A study released this week in the Annals of Internal Medicine tried to get to the core of this food-fueled debate, but it ultimately may do little to end the controversy. While the study finds that organics do have some safety advantages over conventional foods, nutritionally speaking they have little extra to offer.

The organic rationale

People who buy organic usually cite these reasons for their decision:

  • They’re safer. Fruits and vegetables labeled as organic are generally grown without chemical fertilizers and pesticides. Livestock raised under organic practices aren’t fed antibiotics or growth hormones.
  • They’re kinder to the environment. Organic farming practices are designed to be more sustainable, emphasizing conservation and reducing pollutants.
  • They’re healthier. A few studies have suggested organic foods might be higher in nutrients than their traditional counterparts.

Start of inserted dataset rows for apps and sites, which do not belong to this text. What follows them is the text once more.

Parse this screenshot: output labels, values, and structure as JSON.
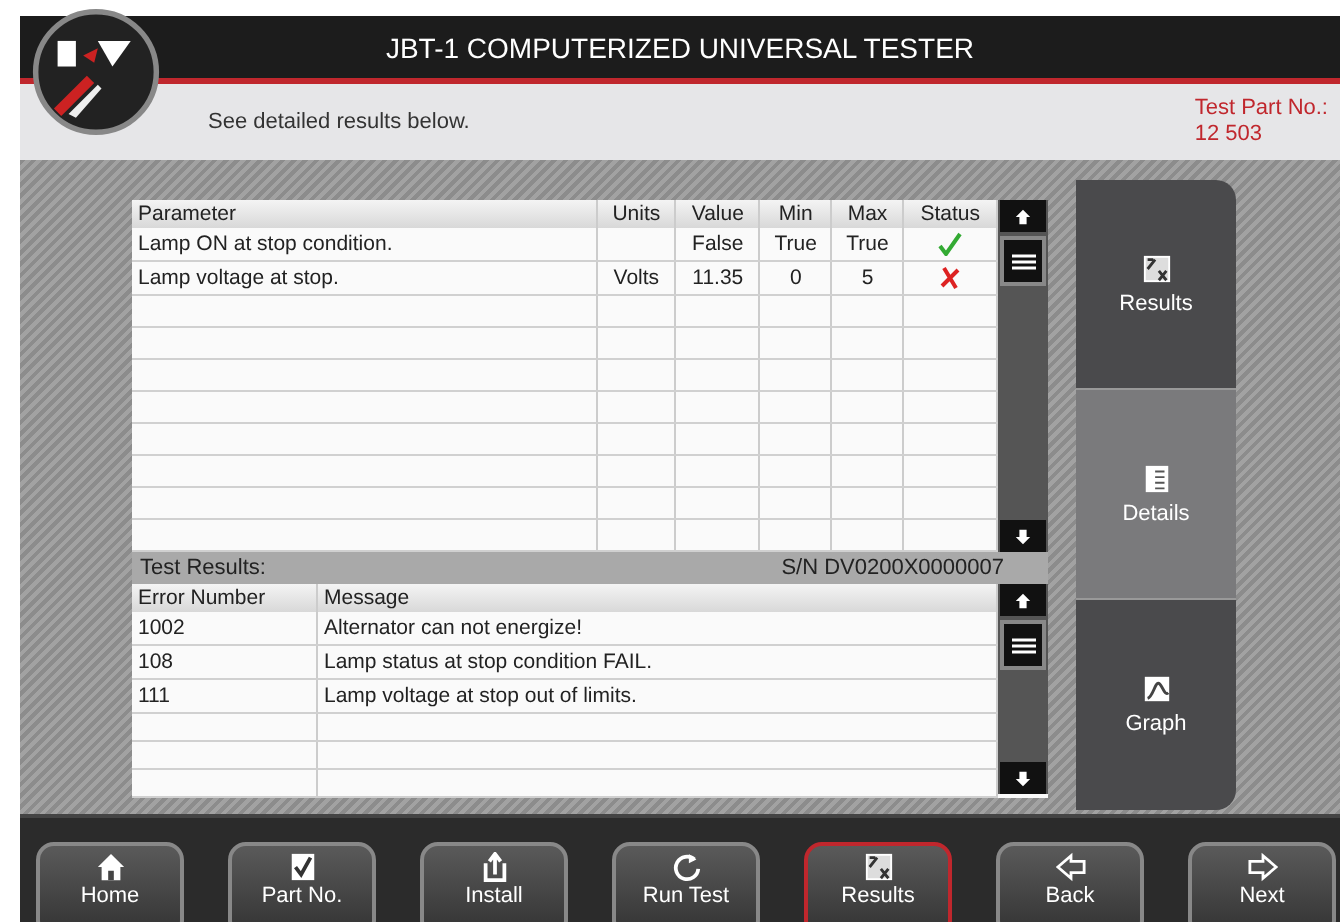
{
  "header": {
    "title": "JBT-1 COMPUTERIZED UNIVERSAL TESTER",
    "message": "See detailed results below.",
    "part_label": "Test Part No.:",
    "part_number": "12 503"
  },
  "parameters": {
    "columns": [
      "Parameter",
      "Units",
      "Value",
      "Min",
      "Max",
      "Status"
    ],
    "rows": [
      {
        "parameter": "Lamp ON at stop condition.",
        "units": "",
        "value": "False",
        "min": "True",
        "max": "True",
        "passed": true
      },
      {
        "parameter": "Lamp voltage at stop.",
        "units": "Volts",
        "value": "11.35",
        "min": "0",
        "max": "5",
        "passed": false
      }
    ]
  },
  "test_results": {
    "title": "Test Results:",
    "serial": "S/N DV0200X0000007",
    "columns": [
      "Error Number",
      "Message"
    ],
    "rows": [
      {
        "number": "1002",
        "message": "Alternator can not energize!"
      },
      {
        "number": "108",
        "message": "Lamp status at stop condition FAIL."
      },
      {
        "number": "111",
        "message": "Lamp voltage at stop out of limits."
      }
    ]
  },
  "side_tabs": [
    {
      "label": "Results",
      "kind": "results",
      "selected": false
    },
    {
      "label": "Details",
      "kind": "details",
      "selected": true
    },
    {
      "label": "Graph",
      "kind": "graph",
      "selected": false
    }
  ],
  "buttons": [
    {
      "label": "Home",
      "kind": "home",
      "selected": false
    },
    {
      "label": "Part No.",
      "kind": "part",
      "selected": false
    },
    {
      "label": "Install",
      "kind": "install",
      "selected": false
    },
    {
      "label": "Run Test",
      "kind": "run",
      "selected": false
    },
    {
      "label": "Results",
      "kind": "results",
      "selected": true
    },
    {
      "label": "Back",
      "kind": "back",
      "selected": false
    },
    {
      "label": "Next",
      "kind": "next",
      "selected": false
    }
  ]
}
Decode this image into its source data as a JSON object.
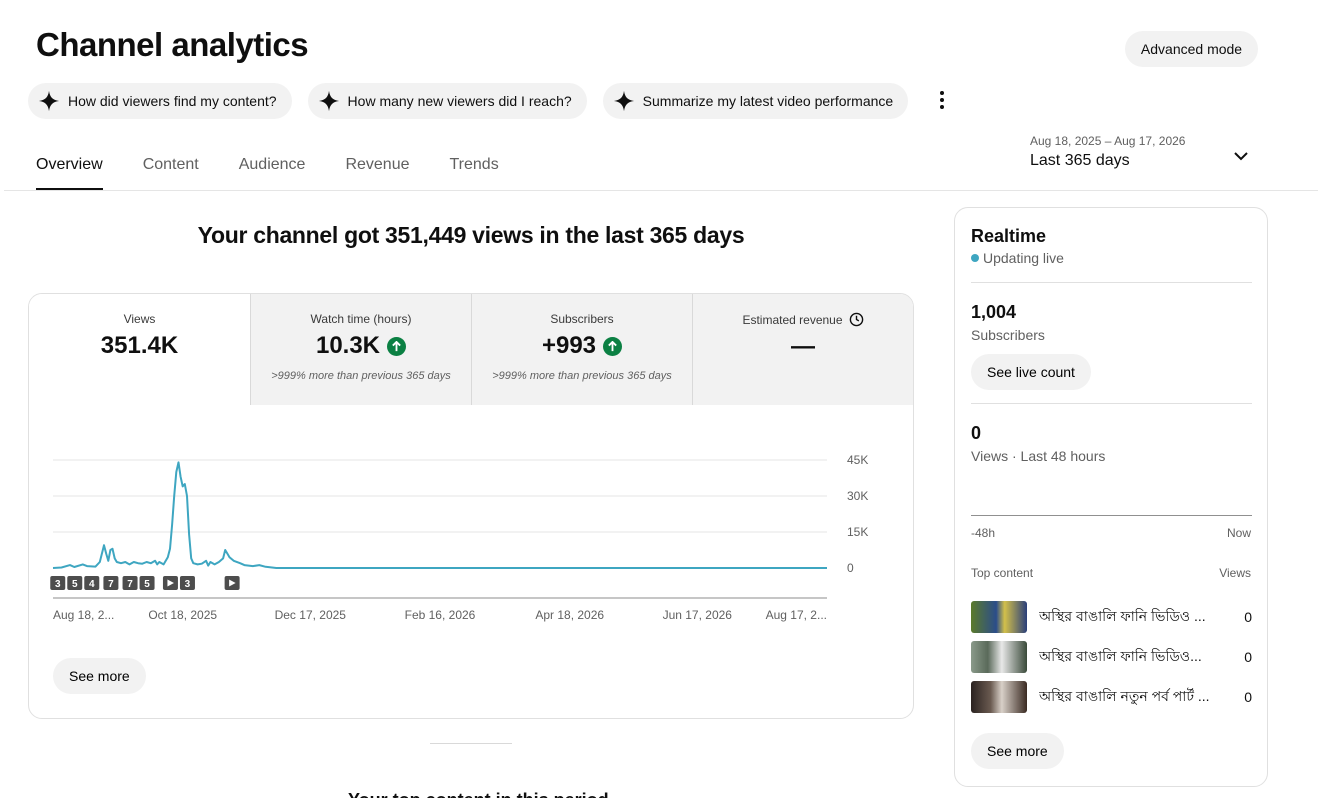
{
  "page": {
    "title": "Channel analytics",
    "advanced_mode_label": "Advanced mode"
  },
  "chips": [
    {
      "label": "How did viewers find my content?",
      "icon": "sparkle-icon"
    },
    {
      "label": "How many new viewers did I reach?",
      "icon": "sparkle-icon"
    },
    {
      "label": "Summarize my latest video performance",
      "icon": "sparkle-icon"
    }
  ],
  "tabs": [
    {
      "label": "Overview",
      "active": true
    },
    {
      "label": "Content",
      "active": false
    },
    {
      "label": "Audience",
      "active": false
    },
    {
      "label": "Revenue",
      "active": false
    },
    {
      "label": "Trends",
      "active": false
    }
  ],
  "date_picker": {
    "range": "Aug 18, 2025 – Aug 17, 2026",
    "label": "Last 365 days"
  },
  "headline": "Your channel got 351,449 views in the last 365 days",
  "metrics": [
    {
      "label": "Views",
      "value": "351.4K",
      "sub": "",
      "trend": ""
    },
    {
      "label": "Watch time (hours)",
      "value": "10.3K",
      "sub": ">999% more than previous 365 days",
      "trend": "up"
    },
    {
      "label": "Subscribers",
      "value": "+993",
      "sub": ">999% more than previous 365 days",
      "trend": "up"
    },
    {
      "label": "Estimated revenue",
      "value": "—",
      "sub": "",
      "trend": ""
    }
  ],
  "card_see_more": "See more",
  "chart_data": {
    "type": "line",
    "series_color": "#3ea6c1",
    "ylim": [
      0,
      45000
    ],
    "yticks": [
      "45K",
      "30K",
      "15K",
      "0"
    ],
    "ytick_values": [
      45000,
      30000,
      15000,
      0
    ],
    "xticks": [
      "Aug 18, 2...",
      "Oct 18, 2025",
      "Dec 17, 2025",
      "Feb 16, 2026",
      "Apr 18, 2026",
      "Jun 17, 2026",
      "Aug 17, 2..."
    ],
    "xtick_day_index": [
      0,
      61,
      121,
      182,
      243,
      303,
      364
    ],
    "markers": [
      {
        "label": "3",
        "day": 2
      },
      {
        "label": "5",
        "day": 10
      },
      {
        "label": "4",
        "day": 18
      },
      {
        "label": "7",
        "day": 27
      },
      {
        "label": "7",
        "day": 36
      },
      {
        "label": "5",
        "day": 44
      },
      {
        "label": "play",
        "day": 55
      },
      {
        "label": "3",
        "day": 63
      },
      {
        "label": "play",
        "day": 84
      }
    ],
    "points": [
      [
        0,
        0
      ],
      [
        4,
        200
      ],
      [
        8,
        1200
      ],
      [
        10,
        400
      ],
      [
        14,
        1500
      ],
      [
        16,
        800
      ],
      [
        20,
        600
      ],
      [
        22,
        2500
      ],
      [
        24,
        9500
      ],
      [
        25,
        6000
      ],
      [
        26,
        3000
      ],
      [
        27,
        7500
      ],
      [
        28,
        8000
      ],
      [
        29,
        4000
      ],
      [
        30,
        2500
      ],
      [
        32,
        2000
      ],
      [
        34,
        2500
      ],
      [
        36,
        1500
      ],
      [
        38,
        2500
      ],
      [
        40,
        2000
      ],
      [
        42,
        1800
      ],
      [
        44,
        2500
      ],
      [
        46,
        2000
      ],
      [
        48,
        3000
      ],
      [
        49,
        1500
      ],
      [
        50,
        2500
      ],
      [
        52,
        1500
      ],
      [
        54,
        4500
      ],
      [
        55,
        8000
      ],
      [
        56,
        18000
      ],
      [
        57,
        30000
      ],
      [
        58,
        40000
      ],
      [
        59,
        44000
      ],
      [
        60,
        38000
      ],
      [
        61,
        34000
      ],
      [
        62,
        35000
      ],
      [
        63,
        30000
      ],
      [
        64,
        14000
      ],
      [
        65,
        4000
      ],
      [
        66,
        2000
      ],
      [
        68,
        1500
      ],
      [
        70,
        1800
      ],
      [
        72,
        3000
      ],
      [
        73,
        1000
      ],
      [
        74,
        2500
      ],
      [
        76,
        1500
      ],
      [
        78,
        2500
      ],
      [
        80,
        4000
      ],
      [
        81,
        7500
      ],
      [
        82,
        6000
      ],
      [
        83,
        4500
      ],
      [
        85,
        3000
      ],
      [
        88,
        2000
      ],
      [
        90,
        1200
      ],
      [
        94,
        800
      ],
      [
        97,
        1200
      ],
      [
        100,
        500
      ],
      [
        105,
        0
      ],
      [
        364,
        0
      ]
    ]
  },
  "realtime": {
    "title": "Realtime",
    "status": "Updating live",
    "subscribers_value": "1,004",
    "subscribers_label": "Subscribers",
    "live_count_label": "See live count",
    "views_value": "0",
    "views_label": "Views · Last 48 hours",
    "axis_start": "-48h",
    "axis_end": "Now",
    "top_content_header": "Top content",
    "views_header": "Views",
    "top_content": [
      {
        "title": "অস্থির বাঙালি ফানি ভিডিও ...",
        "views": "0",
        "thumb_color": "#4a6a2a"
      },
      {
        "title": "অস্থির বাঙালি ফানি ভিডিও...",
        "views": "0",
        "thumb_color": "#6b7a6a"
      },
      {
        "title": "অস্থির বাঙালি নতুন পর্ব পার্ট ...",
        "views": "0",
        "thumb_color": "#3e3430"
      }
    ],
    "see_more_label": "See more"
  },
  "below_card_text": "Your top content in this period"
}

Of these three reasons, the health claims for organic foods have been the most tenuous. To investigate these claims, researchers at Stanford University evaluated nearly 250 studies comparing the nutrients in organic vs. traditional foods (fruits, vegetables, grains, poultry, meat, and eggs), and the health outcomes of eating these foods.

The researchers discovered very little difference in nutritional content, aside from slightly higher phosphorous levels in many organic foods, and a higher omega-3 fatty acid content in organic milk and chicken.

Organic produce did have the slight edge in food safety, with 30% lower pesticide residues than conventional foods. In general, pesticide levels in both organic and non-organic foods were within allowable safety limits. It’s still not clear, though, just what that means to consumers’ health. “Just because these foods aren’t going over what they call an ‘acceptable limit’ doesn’t mean they’re safe for everyone,” Dr. Hauser says. There haven’t been enough studies evaluating pesticide exposure to confirm the health effects, particularly in children and pregnant women, she adds.

Organic chicken and pork were also about a third less likely to contain antibiotic-resistant bacteria than conventionally raised chicken and pork. However, the bacteria that cause food poisoning were equally present in both types of foods.

Should you buy organic?

That’s a decision only you can make based on your family’s needs and wants, and your budget. If you’re buying organic solely for better nutrition, based on this review there’s no evidence you’re gaining any real advantages. But if you’re concerned about pesticides and you can afford organics, it might be worth it to buy them.

For many people, cost is the deciding factor. Organic foods are more expensive—and often significantly more so—than non-organic. A visit to my local supermarket revealed a huge price difference between a half-gallon of non-organic 1% milk ($3.25) and organic milk ($4.59). The same was true for just about every food I compared, from chicken stock ($2.59 vs. $3.59) to nectarines ($1.99 per pound vs. $3.99).

The Annals study won’t lay the “organic is better” argument to rest. However, it should at least relieve some of the guilt many of us feel whenever we steer our shopping cart around the organic produce case.

Organic alternatives

You can still buy organic without overspending by being choosier about the types of organic products you buy. Every year, the Environmental Working Group releases its “Dirty Dozen”—a list of 12 fruits and vegetables with the highest contamination levels. These foods might be worth buying organic, while the “Clean 15″—which are lowest in pesticides—might not justify the extra cost.

Purchasing food raised in farms in your area is another alternative to going organic. It ensures you’re getting the freshest foods at the peak of season. If your neighborhood supermarket doesn’t carry local produce, talk to the manager.

You may also be able to reduce your pesticide exposure from conventional fruits and vegetables by washing them with a mixture of water and mild dishwashing detergent before eating, and by peeling off the outer skin.

By: Stephanie Watson, Executive Editor, Harvard Women's Health Watch

Orginal Article: http://www.health.harvard.edu/blog/organic-food-no-more-nutritious-than-conventionally-grown-food-201209055264